Prompt
What you give back should match the listing word for word.
****************
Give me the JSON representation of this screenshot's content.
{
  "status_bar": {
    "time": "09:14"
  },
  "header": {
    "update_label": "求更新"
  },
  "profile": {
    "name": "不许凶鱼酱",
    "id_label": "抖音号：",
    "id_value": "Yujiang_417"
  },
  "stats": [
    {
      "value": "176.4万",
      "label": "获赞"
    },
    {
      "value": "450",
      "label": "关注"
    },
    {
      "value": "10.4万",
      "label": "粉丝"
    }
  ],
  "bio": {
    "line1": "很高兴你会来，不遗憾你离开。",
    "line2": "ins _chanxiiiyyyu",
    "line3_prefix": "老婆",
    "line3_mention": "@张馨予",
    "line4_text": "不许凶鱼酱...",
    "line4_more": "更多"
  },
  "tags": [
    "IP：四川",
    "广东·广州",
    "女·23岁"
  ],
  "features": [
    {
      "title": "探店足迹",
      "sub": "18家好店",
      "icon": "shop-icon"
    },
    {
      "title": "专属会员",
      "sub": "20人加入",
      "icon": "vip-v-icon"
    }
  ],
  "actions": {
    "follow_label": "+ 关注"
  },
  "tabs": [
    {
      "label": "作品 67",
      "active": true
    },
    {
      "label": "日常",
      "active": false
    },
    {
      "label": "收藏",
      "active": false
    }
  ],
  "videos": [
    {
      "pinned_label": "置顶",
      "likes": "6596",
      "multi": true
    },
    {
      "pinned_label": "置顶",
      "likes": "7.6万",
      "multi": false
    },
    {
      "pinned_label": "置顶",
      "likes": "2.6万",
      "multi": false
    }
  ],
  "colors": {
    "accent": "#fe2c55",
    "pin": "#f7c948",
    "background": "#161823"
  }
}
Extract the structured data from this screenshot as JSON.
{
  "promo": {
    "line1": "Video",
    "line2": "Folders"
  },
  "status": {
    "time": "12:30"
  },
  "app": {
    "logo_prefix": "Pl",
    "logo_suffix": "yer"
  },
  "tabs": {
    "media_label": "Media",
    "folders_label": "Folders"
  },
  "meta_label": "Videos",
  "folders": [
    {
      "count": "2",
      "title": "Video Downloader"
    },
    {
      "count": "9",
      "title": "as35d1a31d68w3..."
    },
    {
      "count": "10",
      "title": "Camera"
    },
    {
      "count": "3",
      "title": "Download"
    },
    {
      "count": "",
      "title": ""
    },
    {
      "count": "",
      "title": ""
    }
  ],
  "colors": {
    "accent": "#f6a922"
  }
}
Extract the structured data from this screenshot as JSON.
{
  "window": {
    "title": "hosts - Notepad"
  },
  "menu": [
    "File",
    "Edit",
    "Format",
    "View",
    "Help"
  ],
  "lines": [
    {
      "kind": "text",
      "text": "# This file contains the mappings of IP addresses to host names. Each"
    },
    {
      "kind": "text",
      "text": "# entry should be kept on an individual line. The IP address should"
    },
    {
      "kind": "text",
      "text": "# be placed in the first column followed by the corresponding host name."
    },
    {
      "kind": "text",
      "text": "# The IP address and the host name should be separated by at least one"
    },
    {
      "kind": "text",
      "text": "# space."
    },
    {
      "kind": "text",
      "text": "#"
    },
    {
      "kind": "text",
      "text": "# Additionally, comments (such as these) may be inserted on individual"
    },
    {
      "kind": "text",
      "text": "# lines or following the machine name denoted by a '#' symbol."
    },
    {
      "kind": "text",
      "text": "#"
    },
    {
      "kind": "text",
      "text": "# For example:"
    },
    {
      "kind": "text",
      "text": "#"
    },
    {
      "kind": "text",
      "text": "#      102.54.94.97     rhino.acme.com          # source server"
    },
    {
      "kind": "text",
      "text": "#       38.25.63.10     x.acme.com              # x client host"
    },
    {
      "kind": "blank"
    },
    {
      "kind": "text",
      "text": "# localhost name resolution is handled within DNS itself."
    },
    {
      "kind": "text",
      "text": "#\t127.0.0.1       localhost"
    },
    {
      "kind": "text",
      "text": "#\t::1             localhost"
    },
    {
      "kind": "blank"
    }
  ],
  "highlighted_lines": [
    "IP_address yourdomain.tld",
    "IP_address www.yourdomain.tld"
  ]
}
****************
Task solution
Give me the JSON representation of this screenshot's content.
{
  "status_bar": {
    "time": "09:14"
  },
  "header": {
    "update_label": "求更新"
  },
  "profile": {
    "name": "不许凶鱼酱",
    "id_label": "抖音号：",
    "id_value": "Yujiang_417"
  },
  "stats": [
    {
      "value": "176.4万",
      "label": "获赞"
    },
    {
      "value": "450",
      "label": "关注"
    },
    {
      "value": "10.4万",
      "label": "粉丝"
    }
  ],
  "bio": {
    "line1": "很高兴你会来，不遗憾你离开。",
    "line2": "ins _chanxiiiyyyu",
    "line3_prefix": "老婆",
    "line3_mention": "@张馨予",
    "line4_text": "不许凶鱼酱...",
    "line4_more": "更多"
  },
  "tags": [
    "IP：四川",
    "广东·广州",
    "女·23岁"
  ],
  "features": [
    {
      "title": "探店足迹",
      "sub": "18家好店",
      "icon": "shop-icon"
    },
    {
      "title": "专属会员",
      "sub": "20人加入",
      "icon": "vip-v-icon"
    }
  ],
  "actions": {
    "follow_label": "+ 关注"
  },
  "tabs": [
    {
      "label": "作品 67",
      "active": true
    },
    {
      "label": "日常",
      "active": false
    },
    {
      "label": "收藏",
      "active": false
    }
  ],
  "videos": [
    {
      "pinned_label": "置顶",
      "likes": "6596",
      "multi": true
    },
    {
      "pinned_label": "置顶",
      "likes": "7.6万",
      "multi": false
    },
    {
      "pinned_label": "置顶",
      "likes": "2.6万",
      "multi": false
    }
  ],
  "colors": {
    "accent": "#fe2c55",
    "pin": "#f7c948",
    "background": "#161823"
  }
}
Extract the structured data from this screenshot as JSON.
{
  "promo": {
    "line1": "Video",
    "line2": "Folders"
  },
  "status": {
    "time": "12:30"
  },
  "app": {
    "logo_prefix": "Pl",
    "logo_suffix": "yer"
  },
  "tabs": {
    "media_label": "Media",
    "folders_label": "Folders"
  },
  "meta_label": "Videos",
  "folders": [
    {
      "count": "2",
      "title": "Video Downloader"
    },
    {
      "count": "9",
      "title": "as35d1a31d68w3..."
    },
    {
      "count": "10",
      "title": "Camera"
    },
    {
      "count": "3",
      "title": "Download"
    },
    {
      "count": "",
      "title": ""
    },
    {
      "count": "",
      "title": ""
    }
  ],
  "colors": {
    "accent": "#f6a922"
  }
}
Extract the structured data from this screenshot as JSON.
{
  "window": {
    "title": "hosts - Notepad"
  },
  "menu": [
    "File",
    "Edit",
    "Format",
    "View",
    "Help"
  ],
  "lines": [
    {
      "kind": "text",
      "text": "# This file contains the mappings of IP addresses to host names. Each"
    },
    {
      "kind": "text",
      "text": "# entry should be kept on an individual line. The IP address should"
    },
    {
      "kind": "text",
      "text": "# be placed in the first column followed by the corresponding host name."
    },
    {
      "kind": "text",
      "text": "# The IP address and the host name should be separated by at least one"
    },
    {
      "kind": "text",
      "text": "# space."
    },
    {
      "kind": "text",
      "text": "#"
    },
    {
      "kind": "text",
      "text": "# Additionally, comments (such as these) may be inserted on individual"
    },
    {
      "kind": "text",
      "text": "# lines or following the machine name denoted by a '#' symbol."
    },
    {
      "kind": "text",
      "text": "#"
    },
    {
      "kind": "text",
      "text": "# For example:"
    },
    {
      "kind": "text",
      "text": "#"
    },
    {
      "kind": "text",
      "text": "#      102.54.94.97     rhino.acme.com          # source server"
    },
    {
      "kind": "text",
      "text": "#       38.25.63.10     x.acme.com              # x client host"
    },
    {
      "kind": "blank"
    },
    {
      "kind": "text",
      "text": "# localhost name resolution is handled within DNS itself."
    },
    {
      "kind": "text",
      "text": "#\t127.0.0.1       localhost"
    },
    {
      "kind": "text",
      "text": "#\t::1             localhost"
    },
    {
      "kind": "blank"
    }
  ],
  "highlighted_lines": [
    "IP_address yourdomain.tld",
    "IP_address www.yourdomain.tld"
  ]
}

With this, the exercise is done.